**TASK**
Look for the string "where" in the data below, and copy each line that holds it.

**AVAILABLE DATA**

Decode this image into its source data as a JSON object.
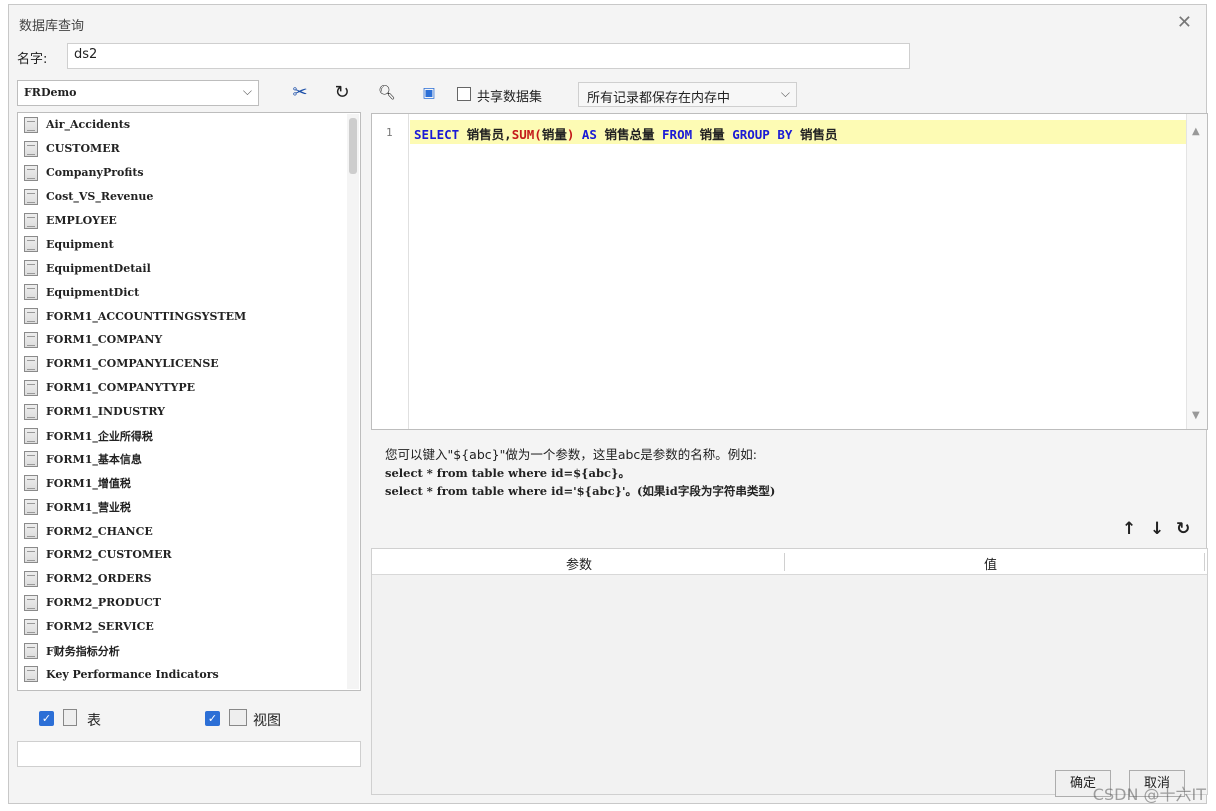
{
  "dialog": {
    "title": "数据库查询",
    "close_icon": "close-icon"
  },
  "name_field": {
    "label": "名字:",
    "value": "ds2"
  },
  "left": {
    "connection": "FRDemo",
    "tables": [
      "Air_Accidents",
      "CUSTOMER",
      "CompanyProfits",
      "Cost_VS_Revenue",
      "EMPLOYEE",
      "Equipment",
      "EquipmentDetail",
      "EquipmentDict",
      "FORM1_ACCOUNTTINGSYSTEM",
      "FORM1_COMPANY",
      "FORM1_COMPANYLICENSE",
      "FORM1_COMPANYTYPE",
      "FORM1_INDUSTRY",
      "FORM1_企业所得税",
      "FORM1_基本信息",
      "FORM1_增值税",
      "FORM1_营业税",
      "FORM2_CHANCE",
      "FORM2_CUSTOMER",
      "FORM2_ORDERS",
      "FORM2_PRODUCT",
      "FORM2_SERVICE",
      "F财务指标分析",
      "Key Performance Indicators"
    ],
    "filter_table_label": "表",
    "filter_view_label": "视图"
  },
  "right": {
    "share_label": "共享数据集",
    "memory_option": "所有记录都保存在内存中",
    "line_number": "1",
    "sql": {
      "t1": "SELECT",
      "t2": " 销售员,",
      "t3": "SUM(",
      "t4": "销量",
      "t5": ")",
      "t6": " AS ",
      "t7": "销售总量",
      "t8": " FROM ",
      "t9": "销量",
      "t10": " GROUP BY ",
      "t11": "销售员"
    },
    "hint_line1": "您可以键入\"${abc}\"做为一个参数，这里abc是参数的名称。例如:",
    "hint_line2": "select * from table where id=${abc}。",
    "hint_line3": "select * from table where id='${abc}'。(如果id字段为字符串类型)",
    "param_col_name": "参数",
    "param_col_value": "值"
  },
  "buttons": {
    "ok": "确定",
    "cancel": "取消"
  },
  "watermark": "CSDN @十六IT",
  "colors": {
    "keyword": "#1a1ad6",
    "function": "#c41a1a",
    "highlight_line": "#fdfbb4",
    "checkbox": "#2c6fd6"
  }
}
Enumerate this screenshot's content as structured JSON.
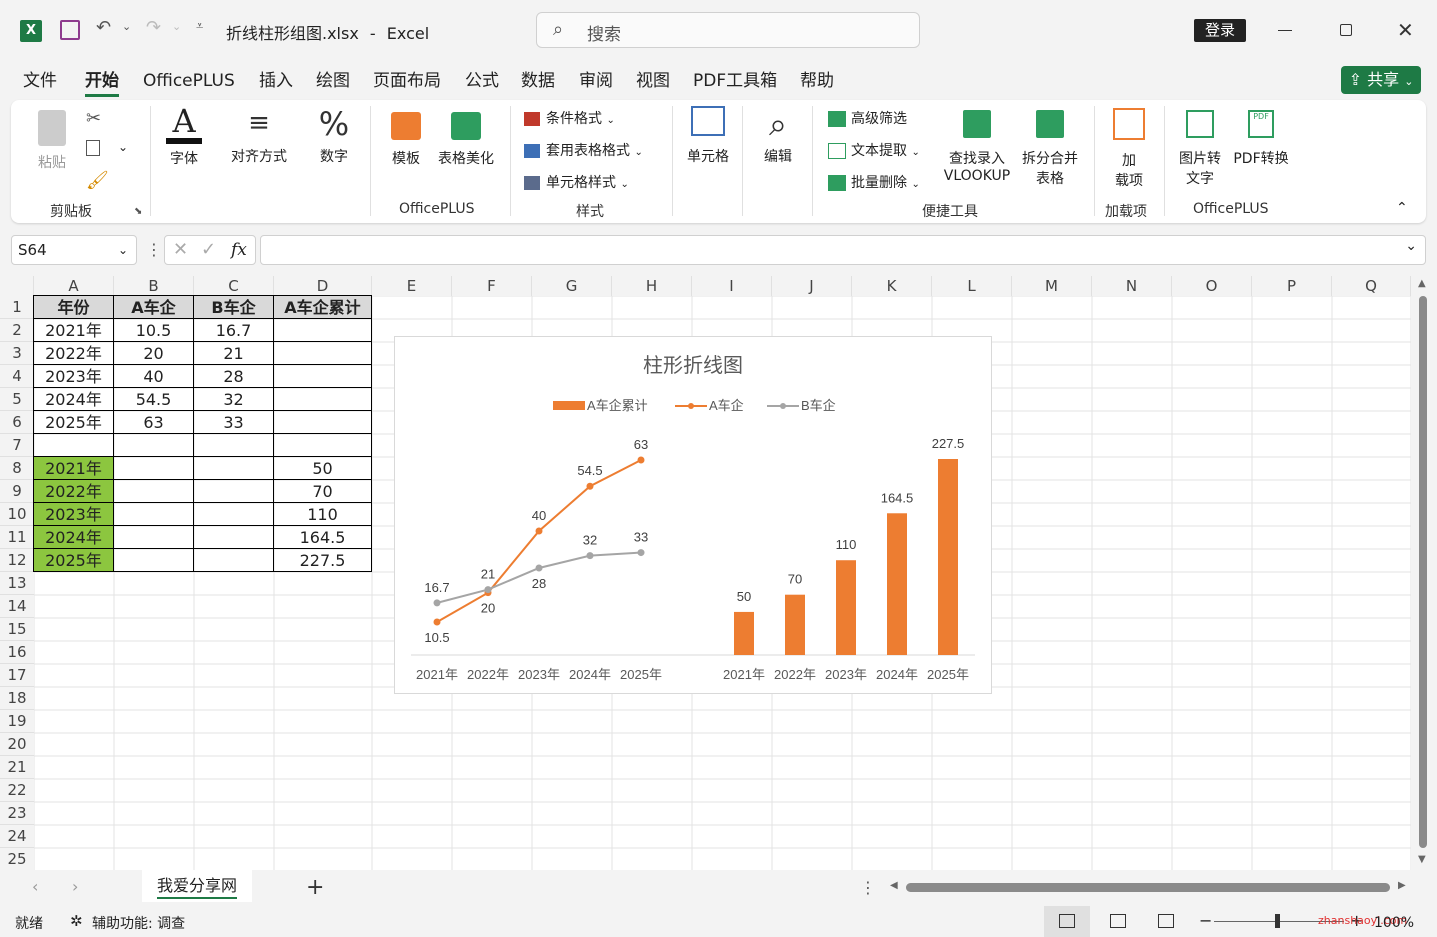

**TASK RESULT**
    "hint_line2": "select * from table where id=${abc}。",
    "hint_line3": "select * from table where id='${abc}'。(如果id字段为字符串类型)",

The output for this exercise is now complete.